» **Goal of the exercise**
Where does the string "price" occur in the records? Copy each line that holds it.

[Items from an interface collection]
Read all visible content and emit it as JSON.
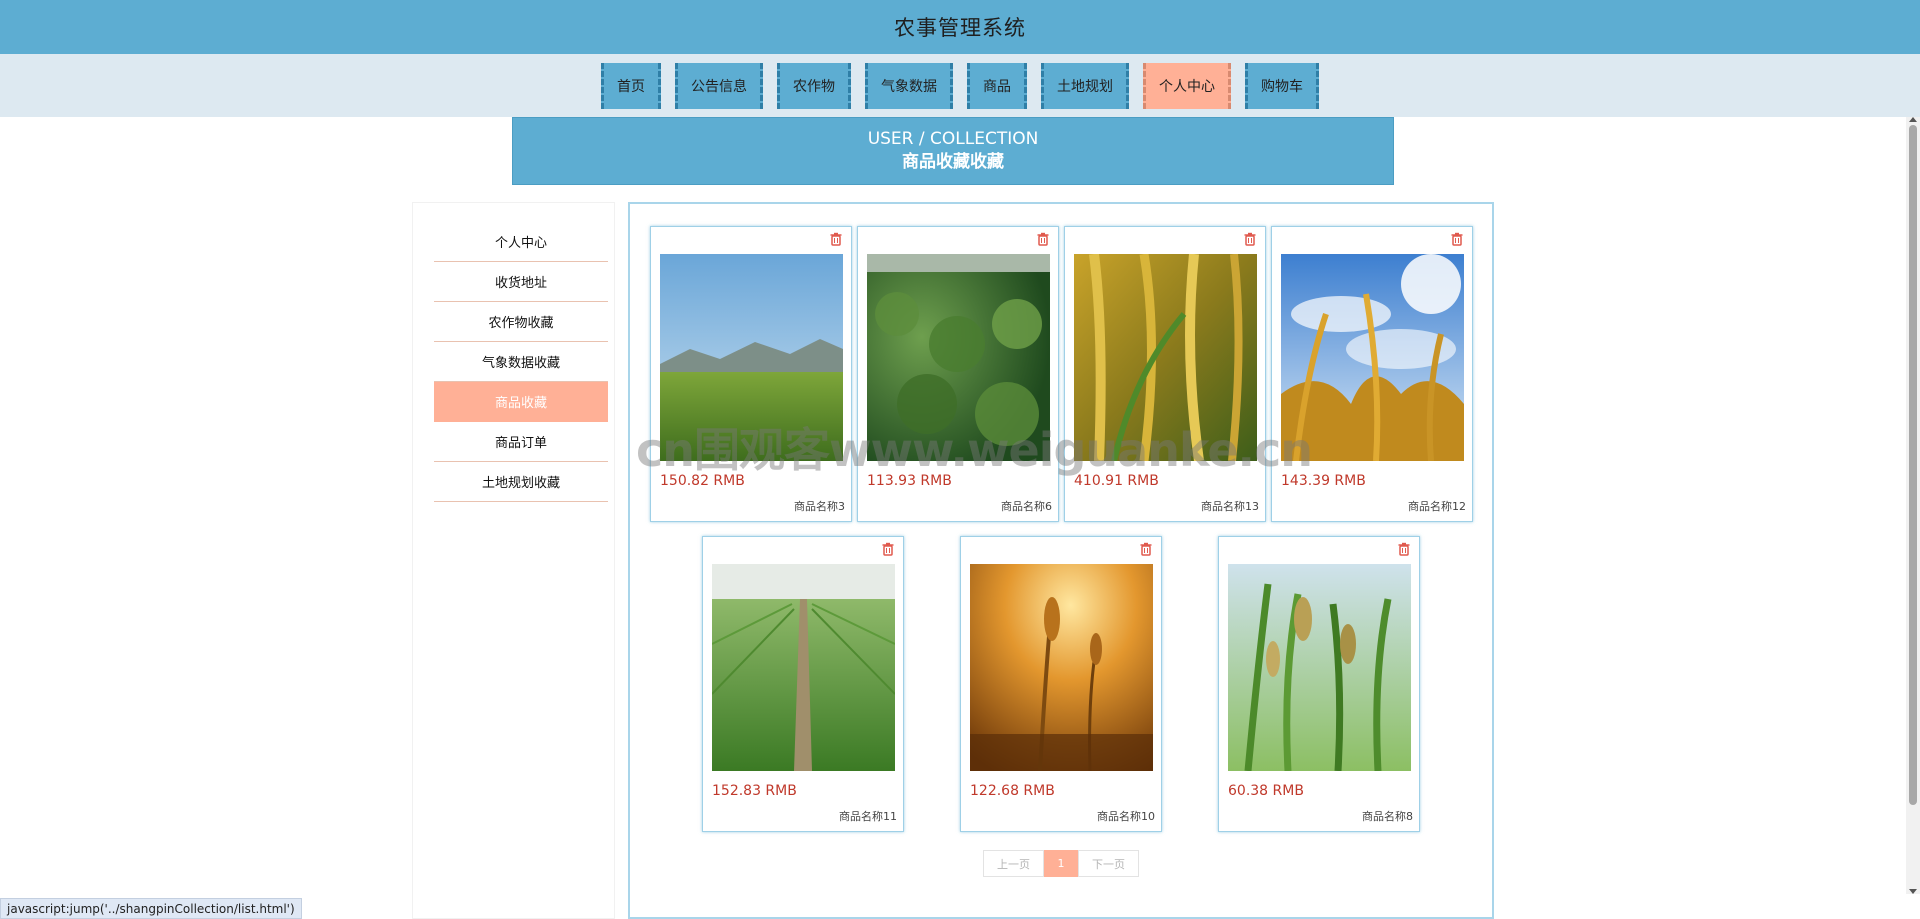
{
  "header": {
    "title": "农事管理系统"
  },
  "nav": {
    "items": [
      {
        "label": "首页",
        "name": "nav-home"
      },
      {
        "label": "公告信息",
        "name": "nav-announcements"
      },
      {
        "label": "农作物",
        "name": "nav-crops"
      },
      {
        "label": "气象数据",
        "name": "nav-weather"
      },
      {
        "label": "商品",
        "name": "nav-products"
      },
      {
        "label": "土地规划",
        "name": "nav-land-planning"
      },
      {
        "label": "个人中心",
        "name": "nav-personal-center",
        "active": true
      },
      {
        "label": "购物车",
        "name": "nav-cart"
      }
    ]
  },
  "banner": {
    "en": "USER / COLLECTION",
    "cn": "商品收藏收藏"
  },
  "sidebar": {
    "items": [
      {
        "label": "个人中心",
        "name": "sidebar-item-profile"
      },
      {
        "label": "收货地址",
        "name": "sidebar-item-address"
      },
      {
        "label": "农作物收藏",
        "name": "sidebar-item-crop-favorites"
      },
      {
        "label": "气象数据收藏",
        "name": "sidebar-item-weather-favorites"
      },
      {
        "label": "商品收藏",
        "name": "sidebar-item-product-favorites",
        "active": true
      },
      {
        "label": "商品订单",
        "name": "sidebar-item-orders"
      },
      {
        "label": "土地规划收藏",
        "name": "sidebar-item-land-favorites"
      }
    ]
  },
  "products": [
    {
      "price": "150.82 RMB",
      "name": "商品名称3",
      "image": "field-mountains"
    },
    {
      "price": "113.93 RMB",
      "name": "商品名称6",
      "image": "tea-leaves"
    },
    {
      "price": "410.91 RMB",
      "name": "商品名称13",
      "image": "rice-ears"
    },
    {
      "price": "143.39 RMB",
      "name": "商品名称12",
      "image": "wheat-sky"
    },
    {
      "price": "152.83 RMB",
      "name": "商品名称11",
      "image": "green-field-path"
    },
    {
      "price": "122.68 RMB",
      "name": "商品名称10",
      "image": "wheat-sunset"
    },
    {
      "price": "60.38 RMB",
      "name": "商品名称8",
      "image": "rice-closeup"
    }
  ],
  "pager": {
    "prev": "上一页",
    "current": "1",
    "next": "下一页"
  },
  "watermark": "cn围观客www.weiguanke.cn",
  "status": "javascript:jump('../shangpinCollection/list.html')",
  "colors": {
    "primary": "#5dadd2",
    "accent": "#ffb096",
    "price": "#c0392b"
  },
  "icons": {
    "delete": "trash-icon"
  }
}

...

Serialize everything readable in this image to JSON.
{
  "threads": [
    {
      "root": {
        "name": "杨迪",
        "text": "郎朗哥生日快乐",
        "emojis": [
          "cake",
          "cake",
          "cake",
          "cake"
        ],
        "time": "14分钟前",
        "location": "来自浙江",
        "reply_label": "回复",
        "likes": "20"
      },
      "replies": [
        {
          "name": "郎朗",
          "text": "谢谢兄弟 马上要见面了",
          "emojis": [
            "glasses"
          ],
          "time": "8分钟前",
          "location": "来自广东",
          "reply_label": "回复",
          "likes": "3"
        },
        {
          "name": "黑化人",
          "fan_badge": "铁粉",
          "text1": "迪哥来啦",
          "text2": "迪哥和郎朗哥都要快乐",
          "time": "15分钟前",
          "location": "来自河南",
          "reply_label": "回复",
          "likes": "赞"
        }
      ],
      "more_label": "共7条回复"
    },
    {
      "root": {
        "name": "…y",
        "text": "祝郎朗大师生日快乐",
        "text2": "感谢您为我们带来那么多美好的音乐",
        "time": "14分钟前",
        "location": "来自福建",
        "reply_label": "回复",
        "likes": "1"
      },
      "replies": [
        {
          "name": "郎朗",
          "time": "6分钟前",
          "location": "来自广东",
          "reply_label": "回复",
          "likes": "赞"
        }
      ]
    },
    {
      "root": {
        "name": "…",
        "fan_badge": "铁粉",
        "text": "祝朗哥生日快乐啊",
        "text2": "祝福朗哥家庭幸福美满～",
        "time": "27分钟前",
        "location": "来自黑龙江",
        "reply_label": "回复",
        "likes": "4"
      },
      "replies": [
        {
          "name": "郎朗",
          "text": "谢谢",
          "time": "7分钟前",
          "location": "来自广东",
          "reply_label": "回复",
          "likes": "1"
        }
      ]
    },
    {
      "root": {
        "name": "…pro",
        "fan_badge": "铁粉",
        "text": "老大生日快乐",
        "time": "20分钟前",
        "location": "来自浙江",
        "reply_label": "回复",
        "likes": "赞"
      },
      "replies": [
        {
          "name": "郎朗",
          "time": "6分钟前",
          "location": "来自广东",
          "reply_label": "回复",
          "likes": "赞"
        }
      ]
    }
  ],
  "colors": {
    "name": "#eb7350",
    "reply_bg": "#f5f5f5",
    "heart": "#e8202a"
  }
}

» **Response box**
      "price": "150.82 RMB",
      "price": "113.93 RMB",
      "price": "410.91 RMB",
      "price": "143.39 RMB",
      "price": "152.83 RMB",
      "price": "122.68 RMB",
      "price": "60.38 RMB",
    "price": "#c0392b"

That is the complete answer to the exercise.